This Lesson from the Pros is solely aimed at one and one purpose only: Selection of short verticals based on the current reading of the Average True Range. Although there are other ways to select which leg to sell versus which leg to buy, we are going to focus on the ATR as our determining factor in our selection of short verticals. The goal is to increase the probability of having a winning trade by placing the sold strike price outside of the normal reach of the trading range so our odds of winning increase.
Hence, let us start with the Investopedia definition of the ATR: A measure of volatility introduced by Welles Wilder. Wilder originally developed the ATR for commodities, but the indicator can also be used for stocks and indexes. Simply put, a stock experiencing a high level of volatility will have a higher ATR, and a low volatility stock will have a lower ATR.
Also, it could be added that the default setting of the ATR is an average of the last 14 sessions of the price actions’ true ranges. If we are looking at a particular underlying, which will remain unnamed, that is trading at $490 and has an ATR 8.97, then for our intraday trade, we should be perhaps considering selling either (490 – 8.97) 480 put or (490 + 8.97) 500 call. However, the question becomes how long are we aiming to be in such a trade? This is more logical if we are selling the weekly credit spreads on Friday, the day after they were just listed. In such case, the daily ATR is not what our focus should be because within any of the next five trading sessions, the sold leg could be threatened. Hence, let us assume that we are looking at the weekly position and we are using the weekly ATR of $14.34 on this particular underlying that is trading at $490. Figure 1 below lists the cost of call premiums. For simplicity’s sake, we will focus only on the Bear Call side.

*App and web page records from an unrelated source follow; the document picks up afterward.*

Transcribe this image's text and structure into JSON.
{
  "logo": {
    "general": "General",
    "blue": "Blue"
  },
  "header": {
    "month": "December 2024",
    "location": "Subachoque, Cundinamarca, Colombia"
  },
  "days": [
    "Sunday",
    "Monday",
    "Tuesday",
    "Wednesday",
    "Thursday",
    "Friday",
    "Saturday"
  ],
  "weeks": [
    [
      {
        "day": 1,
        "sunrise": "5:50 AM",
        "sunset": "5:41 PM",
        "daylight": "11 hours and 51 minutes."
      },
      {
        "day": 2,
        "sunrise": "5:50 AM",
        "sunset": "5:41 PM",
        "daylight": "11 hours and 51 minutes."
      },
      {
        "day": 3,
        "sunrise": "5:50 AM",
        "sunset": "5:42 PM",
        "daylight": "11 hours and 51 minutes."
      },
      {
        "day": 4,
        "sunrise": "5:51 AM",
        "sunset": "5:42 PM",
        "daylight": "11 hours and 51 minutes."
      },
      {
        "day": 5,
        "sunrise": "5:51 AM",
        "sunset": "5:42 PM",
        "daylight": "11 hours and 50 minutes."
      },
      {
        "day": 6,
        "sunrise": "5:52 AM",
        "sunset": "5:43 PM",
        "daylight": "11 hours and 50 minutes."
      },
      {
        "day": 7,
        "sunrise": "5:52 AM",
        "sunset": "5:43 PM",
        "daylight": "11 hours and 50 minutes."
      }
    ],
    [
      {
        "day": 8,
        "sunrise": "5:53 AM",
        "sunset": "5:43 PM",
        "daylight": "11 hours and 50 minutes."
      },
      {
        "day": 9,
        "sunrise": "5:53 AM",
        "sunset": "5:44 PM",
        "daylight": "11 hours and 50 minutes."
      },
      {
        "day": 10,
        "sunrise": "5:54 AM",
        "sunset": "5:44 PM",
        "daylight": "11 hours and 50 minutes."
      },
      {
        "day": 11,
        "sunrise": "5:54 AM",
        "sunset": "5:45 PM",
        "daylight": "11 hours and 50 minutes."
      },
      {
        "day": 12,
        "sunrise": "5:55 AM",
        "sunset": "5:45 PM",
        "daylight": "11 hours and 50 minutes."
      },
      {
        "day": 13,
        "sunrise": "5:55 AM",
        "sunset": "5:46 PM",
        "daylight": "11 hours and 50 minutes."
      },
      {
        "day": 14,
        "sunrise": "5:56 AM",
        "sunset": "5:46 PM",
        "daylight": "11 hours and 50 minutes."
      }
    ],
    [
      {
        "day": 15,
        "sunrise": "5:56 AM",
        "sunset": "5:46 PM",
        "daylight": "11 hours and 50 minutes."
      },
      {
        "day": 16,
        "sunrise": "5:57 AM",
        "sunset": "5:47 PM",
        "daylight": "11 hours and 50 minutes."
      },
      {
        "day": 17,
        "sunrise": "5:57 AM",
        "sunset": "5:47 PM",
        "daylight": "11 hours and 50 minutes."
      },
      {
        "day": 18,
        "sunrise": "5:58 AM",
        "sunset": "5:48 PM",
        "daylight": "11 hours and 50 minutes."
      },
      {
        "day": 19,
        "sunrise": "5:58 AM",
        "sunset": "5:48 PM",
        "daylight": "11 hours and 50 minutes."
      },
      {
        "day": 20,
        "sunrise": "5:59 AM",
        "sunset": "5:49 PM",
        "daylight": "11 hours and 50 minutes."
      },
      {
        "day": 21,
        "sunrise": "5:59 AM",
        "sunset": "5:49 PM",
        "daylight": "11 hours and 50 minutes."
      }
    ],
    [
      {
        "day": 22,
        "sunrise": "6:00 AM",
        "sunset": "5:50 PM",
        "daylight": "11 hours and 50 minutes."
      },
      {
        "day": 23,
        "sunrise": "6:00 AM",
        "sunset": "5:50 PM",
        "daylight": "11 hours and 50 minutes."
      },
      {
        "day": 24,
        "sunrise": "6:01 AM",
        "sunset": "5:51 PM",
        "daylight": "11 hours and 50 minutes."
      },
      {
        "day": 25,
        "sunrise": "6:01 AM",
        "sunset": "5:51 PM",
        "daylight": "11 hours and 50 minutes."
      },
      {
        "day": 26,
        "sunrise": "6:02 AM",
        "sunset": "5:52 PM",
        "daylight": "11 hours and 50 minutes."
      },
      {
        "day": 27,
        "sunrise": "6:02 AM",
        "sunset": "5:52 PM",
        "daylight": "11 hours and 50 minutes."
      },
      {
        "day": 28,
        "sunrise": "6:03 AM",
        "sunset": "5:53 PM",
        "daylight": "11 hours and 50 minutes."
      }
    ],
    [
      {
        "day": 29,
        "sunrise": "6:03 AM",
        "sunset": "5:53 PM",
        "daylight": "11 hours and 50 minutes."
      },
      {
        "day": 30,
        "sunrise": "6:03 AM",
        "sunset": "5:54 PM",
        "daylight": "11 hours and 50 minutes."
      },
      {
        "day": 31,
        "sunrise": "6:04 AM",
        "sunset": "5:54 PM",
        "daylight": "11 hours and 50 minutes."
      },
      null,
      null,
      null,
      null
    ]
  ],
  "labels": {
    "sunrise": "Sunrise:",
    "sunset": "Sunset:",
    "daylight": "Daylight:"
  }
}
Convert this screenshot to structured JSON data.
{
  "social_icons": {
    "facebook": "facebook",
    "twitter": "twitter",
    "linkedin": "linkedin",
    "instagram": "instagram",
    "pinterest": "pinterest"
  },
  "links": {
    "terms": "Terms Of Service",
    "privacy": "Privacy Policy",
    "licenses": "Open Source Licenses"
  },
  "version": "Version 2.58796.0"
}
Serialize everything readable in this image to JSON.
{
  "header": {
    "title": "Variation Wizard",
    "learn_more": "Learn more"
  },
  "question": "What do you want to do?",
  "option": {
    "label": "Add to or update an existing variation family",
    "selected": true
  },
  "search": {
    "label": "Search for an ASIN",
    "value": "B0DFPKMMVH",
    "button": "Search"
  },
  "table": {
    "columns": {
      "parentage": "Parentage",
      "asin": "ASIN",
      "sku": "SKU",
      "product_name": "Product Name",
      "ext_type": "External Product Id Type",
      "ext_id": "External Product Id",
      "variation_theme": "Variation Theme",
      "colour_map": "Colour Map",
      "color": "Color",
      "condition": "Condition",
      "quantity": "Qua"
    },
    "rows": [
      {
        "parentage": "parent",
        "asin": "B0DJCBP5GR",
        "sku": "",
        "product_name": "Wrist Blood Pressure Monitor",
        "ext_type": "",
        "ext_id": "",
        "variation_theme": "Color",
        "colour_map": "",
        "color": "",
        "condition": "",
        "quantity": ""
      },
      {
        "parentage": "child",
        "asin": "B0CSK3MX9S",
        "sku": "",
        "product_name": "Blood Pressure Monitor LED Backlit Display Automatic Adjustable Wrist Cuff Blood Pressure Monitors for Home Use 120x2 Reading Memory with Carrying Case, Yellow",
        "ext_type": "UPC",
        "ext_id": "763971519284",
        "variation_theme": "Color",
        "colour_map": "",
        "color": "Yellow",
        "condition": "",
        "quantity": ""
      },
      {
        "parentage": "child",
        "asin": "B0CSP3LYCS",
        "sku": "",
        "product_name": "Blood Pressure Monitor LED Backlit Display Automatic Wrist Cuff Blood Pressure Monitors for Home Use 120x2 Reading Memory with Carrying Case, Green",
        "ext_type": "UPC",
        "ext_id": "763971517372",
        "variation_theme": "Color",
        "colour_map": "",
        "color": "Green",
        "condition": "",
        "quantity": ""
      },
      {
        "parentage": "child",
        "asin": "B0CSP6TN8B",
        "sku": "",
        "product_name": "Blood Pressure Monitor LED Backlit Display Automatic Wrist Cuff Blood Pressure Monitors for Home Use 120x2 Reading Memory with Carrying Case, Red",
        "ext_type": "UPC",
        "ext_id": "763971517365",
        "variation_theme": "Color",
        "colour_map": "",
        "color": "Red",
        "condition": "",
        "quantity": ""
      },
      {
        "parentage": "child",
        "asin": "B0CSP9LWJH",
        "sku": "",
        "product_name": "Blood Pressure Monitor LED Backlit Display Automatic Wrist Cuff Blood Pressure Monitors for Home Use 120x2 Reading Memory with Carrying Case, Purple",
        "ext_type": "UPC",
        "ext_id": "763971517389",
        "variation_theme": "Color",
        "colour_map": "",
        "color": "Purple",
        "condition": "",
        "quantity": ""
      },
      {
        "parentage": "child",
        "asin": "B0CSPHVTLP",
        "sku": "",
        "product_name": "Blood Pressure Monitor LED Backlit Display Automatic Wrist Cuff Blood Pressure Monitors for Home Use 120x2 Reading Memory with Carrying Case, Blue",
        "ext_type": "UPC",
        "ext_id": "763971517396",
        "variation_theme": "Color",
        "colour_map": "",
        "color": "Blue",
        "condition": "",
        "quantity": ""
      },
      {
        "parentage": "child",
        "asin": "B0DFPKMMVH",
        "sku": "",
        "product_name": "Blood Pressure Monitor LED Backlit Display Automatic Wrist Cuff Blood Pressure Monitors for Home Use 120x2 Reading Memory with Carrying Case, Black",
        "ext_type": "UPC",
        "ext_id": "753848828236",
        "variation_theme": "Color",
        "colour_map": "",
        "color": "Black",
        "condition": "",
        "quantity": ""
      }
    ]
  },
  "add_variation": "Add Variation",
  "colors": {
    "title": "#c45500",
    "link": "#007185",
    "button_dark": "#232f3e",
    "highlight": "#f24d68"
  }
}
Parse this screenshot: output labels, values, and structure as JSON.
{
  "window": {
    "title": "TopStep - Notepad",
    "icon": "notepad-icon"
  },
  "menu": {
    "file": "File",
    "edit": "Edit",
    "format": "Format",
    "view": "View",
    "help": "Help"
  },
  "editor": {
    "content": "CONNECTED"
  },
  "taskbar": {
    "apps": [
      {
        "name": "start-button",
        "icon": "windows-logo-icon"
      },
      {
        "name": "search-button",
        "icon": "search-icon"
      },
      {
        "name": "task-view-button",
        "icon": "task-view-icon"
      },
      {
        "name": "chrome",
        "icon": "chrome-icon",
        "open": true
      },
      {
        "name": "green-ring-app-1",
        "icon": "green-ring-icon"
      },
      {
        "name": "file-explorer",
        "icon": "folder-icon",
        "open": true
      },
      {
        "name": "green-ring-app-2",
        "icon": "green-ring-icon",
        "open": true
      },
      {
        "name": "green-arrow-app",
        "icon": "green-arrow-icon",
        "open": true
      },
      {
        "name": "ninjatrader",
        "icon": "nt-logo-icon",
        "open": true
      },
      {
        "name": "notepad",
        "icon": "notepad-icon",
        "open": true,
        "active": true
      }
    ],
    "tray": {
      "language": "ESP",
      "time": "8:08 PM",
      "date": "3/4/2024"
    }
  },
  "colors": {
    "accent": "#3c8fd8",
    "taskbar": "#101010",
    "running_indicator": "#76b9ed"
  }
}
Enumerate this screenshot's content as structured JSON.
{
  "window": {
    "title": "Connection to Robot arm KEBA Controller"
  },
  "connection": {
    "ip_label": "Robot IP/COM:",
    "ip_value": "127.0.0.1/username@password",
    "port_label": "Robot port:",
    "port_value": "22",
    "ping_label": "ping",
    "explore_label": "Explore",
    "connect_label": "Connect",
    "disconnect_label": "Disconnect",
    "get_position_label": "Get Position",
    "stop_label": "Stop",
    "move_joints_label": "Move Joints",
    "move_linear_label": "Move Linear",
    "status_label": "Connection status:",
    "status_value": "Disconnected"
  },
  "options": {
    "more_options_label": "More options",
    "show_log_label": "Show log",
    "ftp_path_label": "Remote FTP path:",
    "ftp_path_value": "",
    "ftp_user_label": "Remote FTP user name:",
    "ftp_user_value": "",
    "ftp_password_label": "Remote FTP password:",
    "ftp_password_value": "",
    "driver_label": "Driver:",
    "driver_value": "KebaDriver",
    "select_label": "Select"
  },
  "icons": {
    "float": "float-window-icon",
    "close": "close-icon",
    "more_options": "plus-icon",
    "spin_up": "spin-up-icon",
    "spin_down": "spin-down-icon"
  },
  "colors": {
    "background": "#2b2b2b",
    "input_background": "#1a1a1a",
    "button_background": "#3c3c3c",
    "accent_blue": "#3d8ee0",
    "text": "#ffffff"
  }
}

|500 2 x OTM||1.50||2.25|
|505 3 x OTM||0.65||1.10|
|510 4 x OTM||0.20||0.50|
At the top is the 490 strike price that currently has only 0.50 cents of intrinsic value while the Asking price for the 490 call is 6.50, which means that six points are the time or extrinsic value. The buyer of the 490 call must overcome six points of obstacle, while in our case of a Bear Call, we want to sell the rich premium. We will discuss four possible Bear Calls, the first one being the most aggressive one. This would involve selling the 490 call and protecting by purchasing a higher strike price call. We should consider this spread as an aggressive trade because the underlying would need to drop or stay where it is at 490.50 in order for us to be profitable. There is a high chance that the 490 pound gorilla (product) would not remain still in the current volatile environment, so let us avoid this one. The next table lists more acceptable choices.
Rate of return
|1||4.50||495 call||500 call||Moderate||20%|
|2||9.50||500 call||505 call||Conservative||8.6%|
|3||14.05||505 call||510 call||Super Conservative||2%|
Reading from left to right, we have the protection column. This is how far the stock would have to move to get to our short strike. Keep in mind that the weekly ATR is nearly 9 points. The second and third columns list the legs, the 4th names the degree of risk, and the last one points out that the (ROR) rate of return decreases as we move away from the current price of $490.50.
Knowing that the ROR is too small on the 505/510 call spread and also knowing that the risk is too high on the 495/500 spread, due to the weekly ATR value, we are left with only one rational choice. The conservative 500/505 Bear Call which is outside of the weekly ATR reach has its inner workings listed in the figure below. So, out of many choices, our process of elimination led us to this one.
|STO –1||500 0TM call||+1.50 (from the Bid)|
|BTO +1||505 OTM call||-1.10 (Ask)|
|Underlying trading at $490.50||Max P +0.40|
|Outlook: the underlying closing below the sold 500 call at the expiry|
|Max loss is 5.00 (difference of the two strike prices 505call – 500c) – 0.40 = 4.60|
|ROR is profit/risk, 0.40/4.60 = 8.6%|
|BEP (breakeven point) = 500.40 (sold strike price plus the premium received)|
In conclusion, there are many different ways to sell credit spreads and the use of the ATR is just one of the many possible choices that option traders using technical analysis have. Although this article has walked the reader through the logic behind using the ATR when selecting what leg to sell, it is also important to address some other issues. Blind selection simply based on the ATR distance from the sold strike price, without any observations of trend lines and/or levels of support (demand zones) and resistance (supply zones), could cause havoc. Hence, the order of importance still holds the truth whether the trade is directional or non-directional: The price and volume are at the first place, followed by the trend, (SZ & DZ), candlestick formation, and it is towards the end that the use of one or more technical indicators, such as the ATR, should be brought in place. Make sure that the order of importance does not get skewed; don’t let the ATR take up the leading role. Have many green trades.
– Josip Causic